The grey-haired and stately old lady, niece of Rebecca Prescott Sherman, being importuned for further reminiscences, continued:
“A short story came to Uncle Roger’s ears, which it amused him to tell, to Aunt Rebecca’s consternation. When independence was declared, she was only thirty-four years old, and the lovely girl had developed into what George Washington considered the most beautiful of what we now call the Cabinet ladies. At a dinner given by General Washington to the political leaders and their wives, he took Aunt Rebecca out, thus making her the guest of honour [sic]. Madam Hancock was much piqued and afterward said to some one, that she was entitled to that distinction. A rumour [sic] of her displeasure came to the ear of George Washington, and to have his actions criticised [sic] was not at all to his liking. He drew himself up to his full height and sternly said: ‘Whatever may be Mrs. Hancock’s sentiments in the matter, I had the honour [sic] of escorting to dinner the handsomest lady in the room.’ If Mrs. Hancock heard of this I do not think it would have tended to restore her tranquility. I remember Aunt Rebecca coming into the room just as Uncle Roger was finishing this story and exclaiming half laughing, half vexed: ‘Oh! Roger, why will you tell the child such nonsense?’ Then turning to me, she said: ‘Always remember, that handsome is as handsome does.’ ‘Well!’ Uncle Roger reported gallantly, ‘you looked handsome and acted handsome too, Rebecca, so I am making an example of you. Surely you cannot find fault with that.'”
It was a saying of Roger Sherman that he never liked to decide a perplexing question without submitting it for the opinion of some intelligent woman, and as usual thing, Mrs. Sherman was the woman whose opinion he desired. It is said that he consulted her not only in regard to his business affairs, which were of intimate concern to both of them, but in regard to public matters as well, and he placed great reliance on her judgment. For years Roger Sherman’s connection with public affairs took him from home a great deal of his time, and to her fell the care of the family, not only her own eight children but the children by his first wife. All but one of their eight children arrived at the age of maturity. That she met these responsibilities with ability and good judgment was attested by the high position which the children held. It is also evident that although Rebecca Sherman bore no part in the Revolution, she was a worthy companion to the only man who signed all four of the great papers: The address to the King, the Declaration of Independence, the Articles of Confederation, and the Constitution.

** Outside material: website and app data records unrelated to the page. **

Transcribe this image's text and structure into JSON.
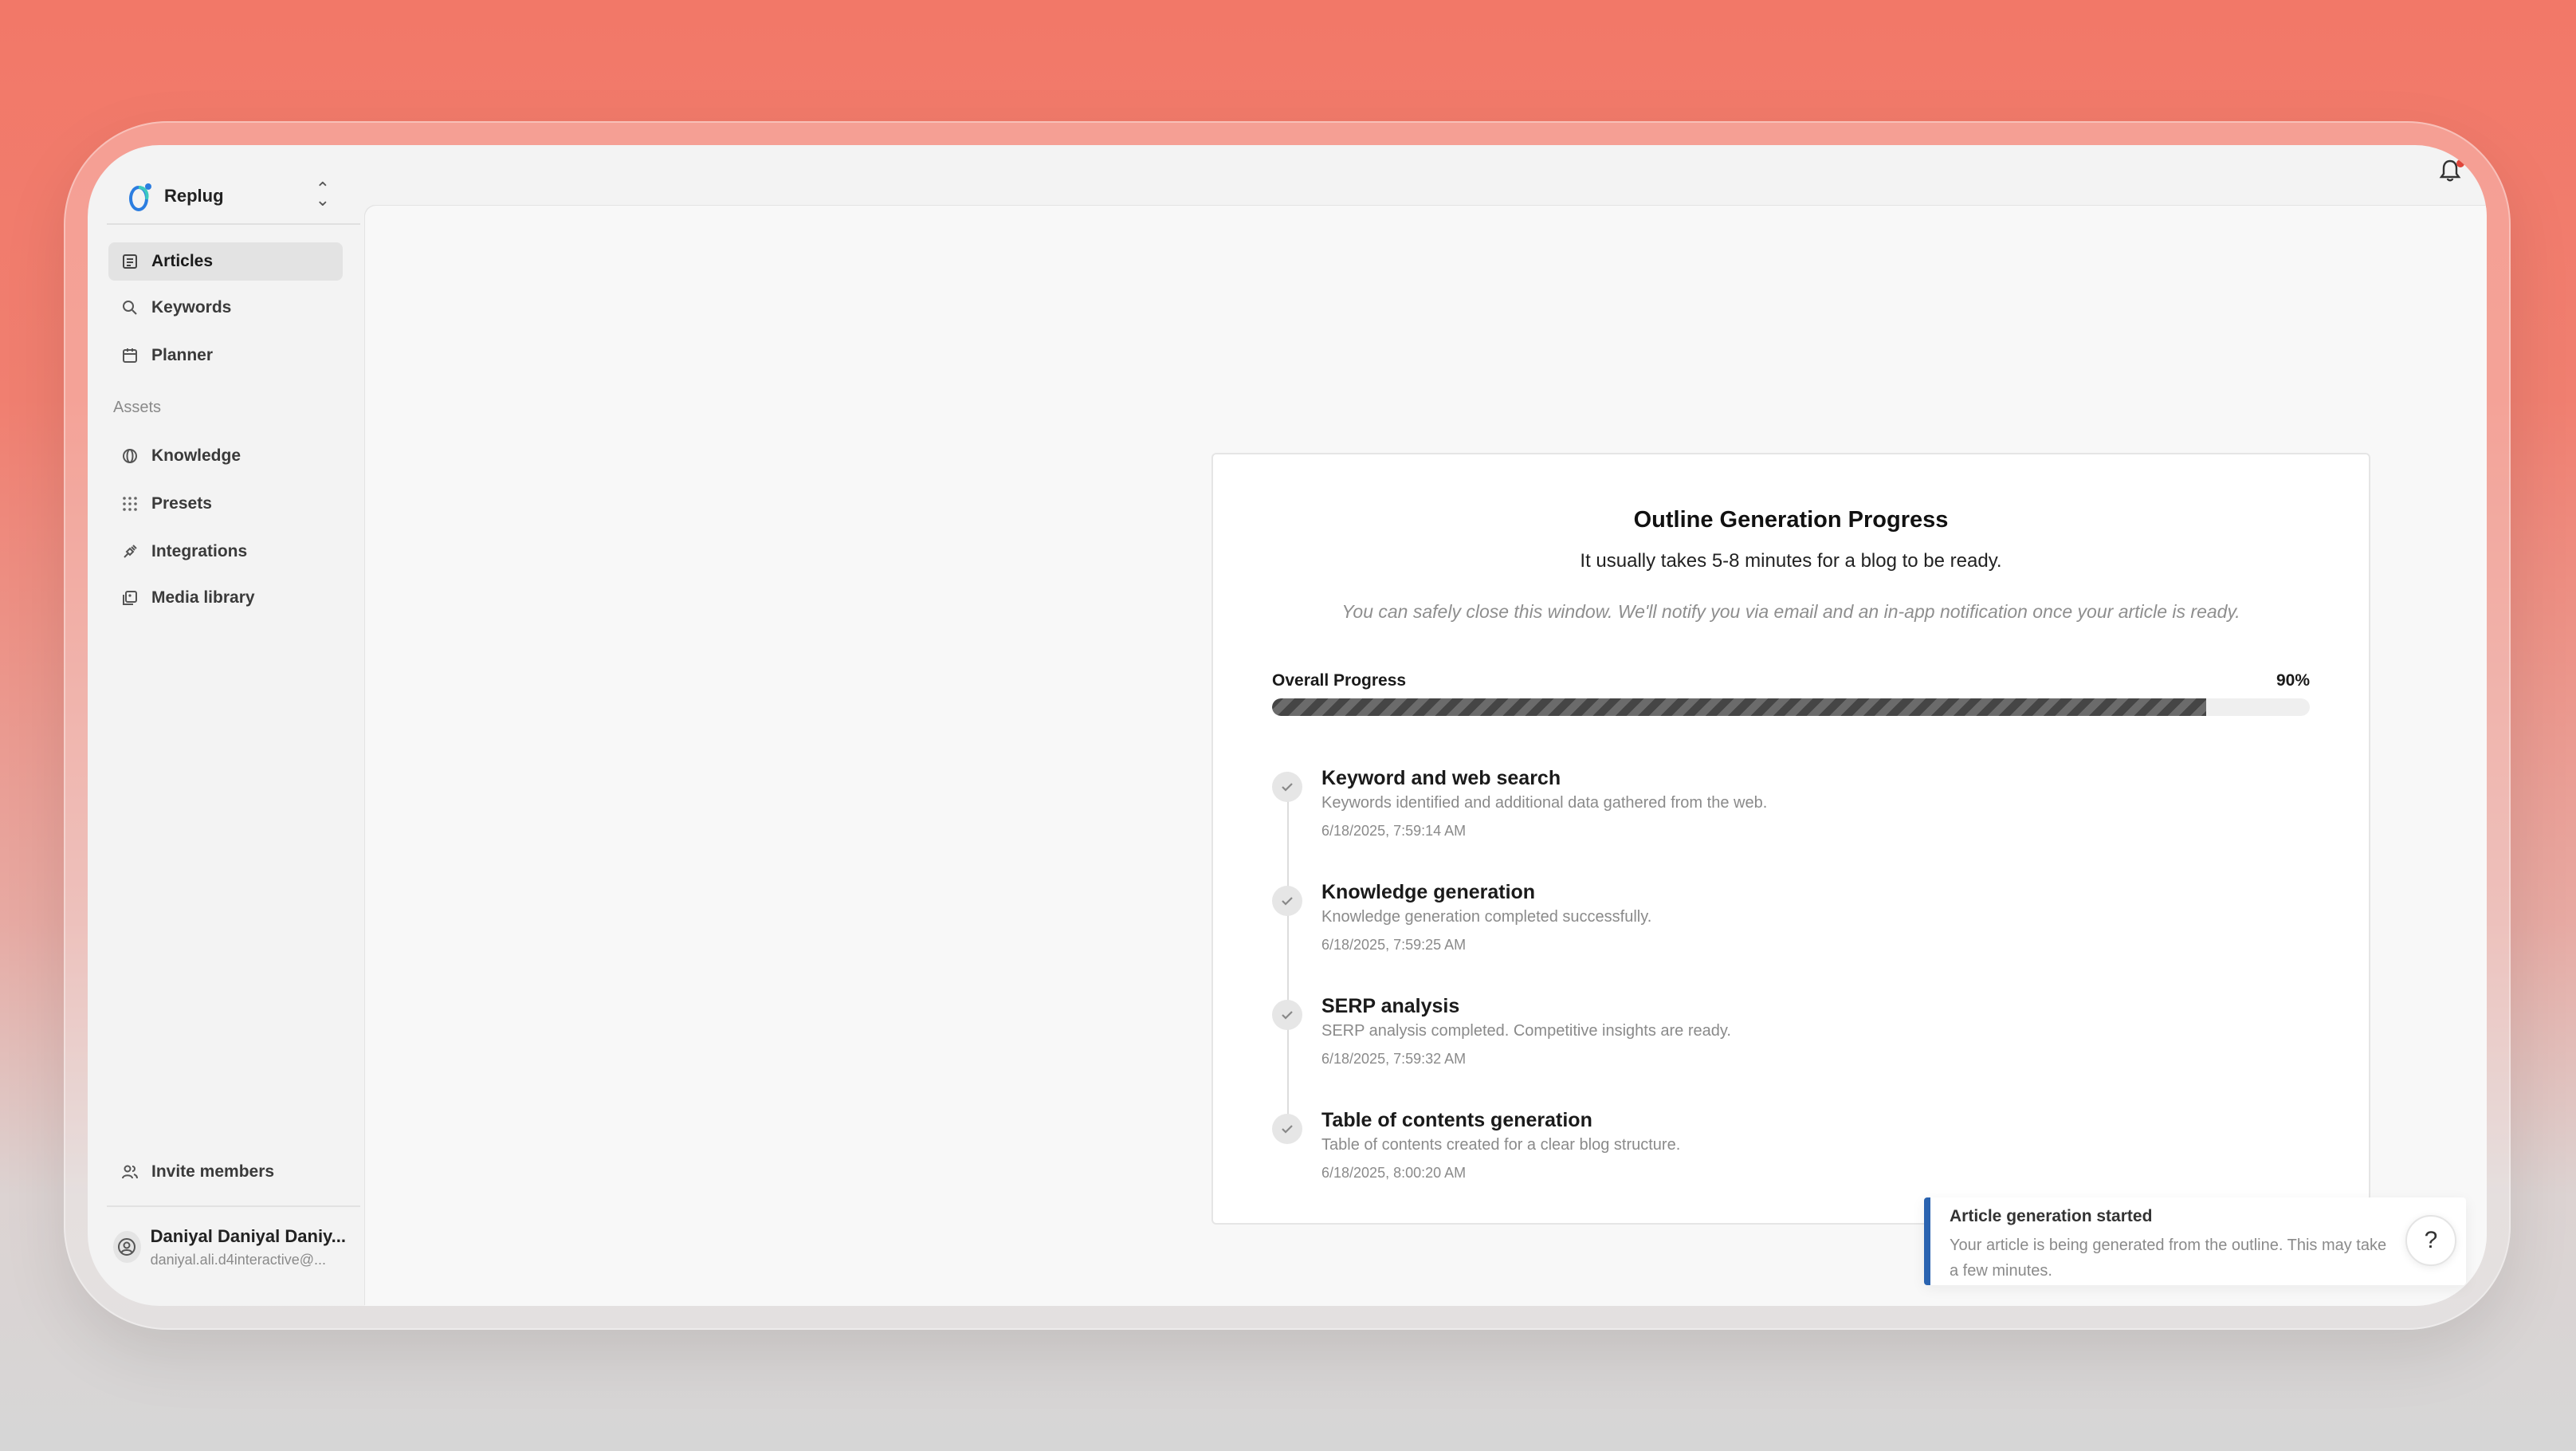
{
  "workspace": {
    "name": "Replug"
  },
  "sidebar": {
    "items": [
      {
        "label": "Articles",
        "icon": "article-icon",
        "active": true
      },
      {
        "label": "Keywords",
        "icon": "search-icon"
      },
      {
        "label": "Planner",
        "icon": "calendar-icon"
      }
    ],
    "assets_label": "Assets",
    "asset_items": [
      {
        "label": "Knowledge",
        "icon": "globe-icon"
      },
      {
        "label": "Presets",
        "icon": "grid-icon"
      },
      {
        "label": "Integrations",
        "icon": "plug-icon"
      },
      {
        "label": "Media library",
        "icon": "media-icon"
      }
    ],
    "invite_label": "Invite members",
    "user": {
      "name": "Daniyal Daniyal Daniy...",
      "email": "daniyal.ali.d4interactive@..."
    }
  },
  "card": {
    "title": "Outline Generation Progress",
    "subtitle": "It usually takes 5-8 minutes for a blog to be ready.",
    "note": "You can safely close this window. We'll notify you via email and an in-app notification once your article is ready.",
    "progress_label": "Overall Progress",
    "progress_percent_text": "90%",
    "progress_value": 90,
    "steps": [
      {
        "title": "Keyword and web search",
        "description": "Keywords identified and additional data gathered from the web.",
        "timestamp": "6/18/2025, 7:59:14 AM"
      },
      {
        "title": "Knowledge generation",
        "description": "Knowledge generation completed successfully.",
        "timestamp": "6/18/2025, 7:59:25 AM"
      },
      {
        "title": "SERP analysis",
        "description": "SERP analysis completed. Competitive insights are ready.",
        "timestamp": "6/18/2025, 7:59:32 AM"
      },
      {
        "title": "Table of contents generation",
        "description": "Table of contents created for a clear blog structure.",
        "timestamp": "6/18/2025, 8:00:20 AM"
      }
    ]
  },
  "toast": {
    "title": "Article generation started",
    "body": "Your article is being generated from the outline. This may take a few minutes."
  },
  "help": {
    "label": "?"
  },
  "colors": {
    "accent": "#2a63b0",
    "notification_dot": "#e0453a",
    "progress_fill": "#454545"
  }
}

Reference: The Pioneer Mothers of America: A Record of the More Notable Women of the Early Days of the Country, and Particularly of the Colonial and Revolutionary Periods by Harry Clinton Green and Mary Wolcott Green, A.B. Third Volume, Published by G.P. Putnam’s Sons.